Ethics Reforms Help Restore Public Trust in Government

Legislation stripping public pensions from corrupt public officers passes

ALBANY – To restore faith in government, Senator Catharine Young (R,C,I- 57th District) today joined her colleagues to pass a resolution for a constitutional amendment that takes aggressive action against public corruption.

Under the State Constitution, passage of an amendment requires a vote in two separate, consecutive legislative sessions. The resolution, which incorporates ethics priorities put forward by Senator Young, was adopted for the first time last year. It would strip the public pensions from elected officials and policy makers convicted of corruption.

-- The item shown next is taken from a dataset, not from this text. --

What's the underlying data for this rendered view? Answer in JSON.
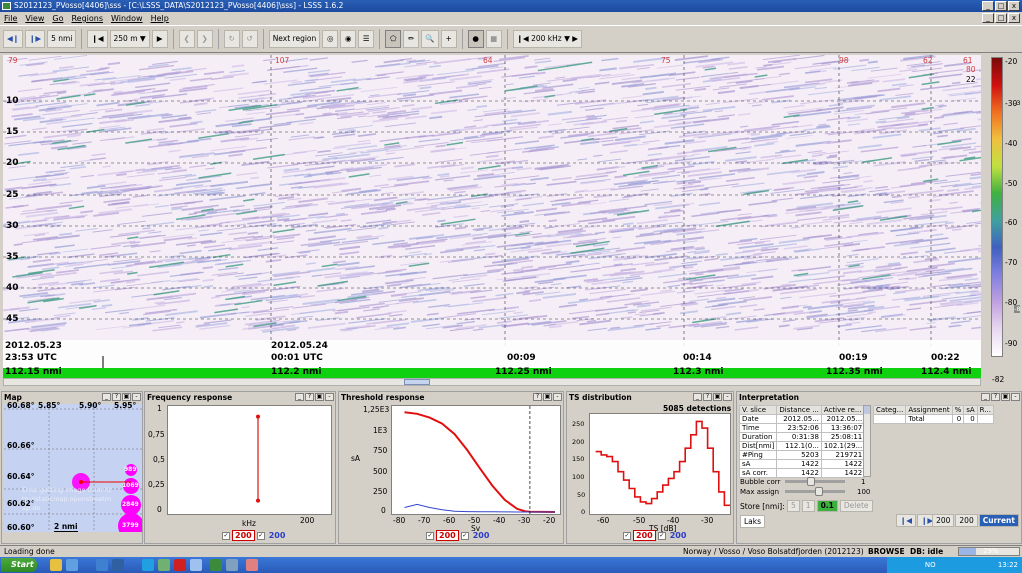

“The Senate is committed to restoring faith in government, and pension forfeiture has been a priority for us because those who violate the public trust need to be held responsible. Corrupt officials should not be able to cash in their taxpayer-funded pensions and continue to enjoy the fruits of their misdeeds,” Senator Young said.

Under legislation previously passed by the Senate and signed into law, public pension enrollees since 2011 can have their benefits revoked if they are convicted of corruption. However, previously enrolled members of the state pension system cannot have their retirements revoked without an amendment to the State Constitution.

“Hardworking New Yorkers deserve to trust their government and know that those in power are being held accountable. Last year, we took the first step to ensure that the public has recourse to reclaim a taxpayer-funded retirement if the person has violated their oath of office. Today, we have advanced this important ethics reform measure so that it can go before the voters,” said Senator Young.

Following today’s passage, the amendment will go before voters statewide during this year’s general elections in November. 

The Senate also advanced a resolution today that would impose stricter measures on members of the Legislature who undertake outside employment. The measure specifies that Legislators must submit a written request for an advisory opinion from the Legislative Ethics Commission, to determine if their outside employment is consistent with the Public Officers Law.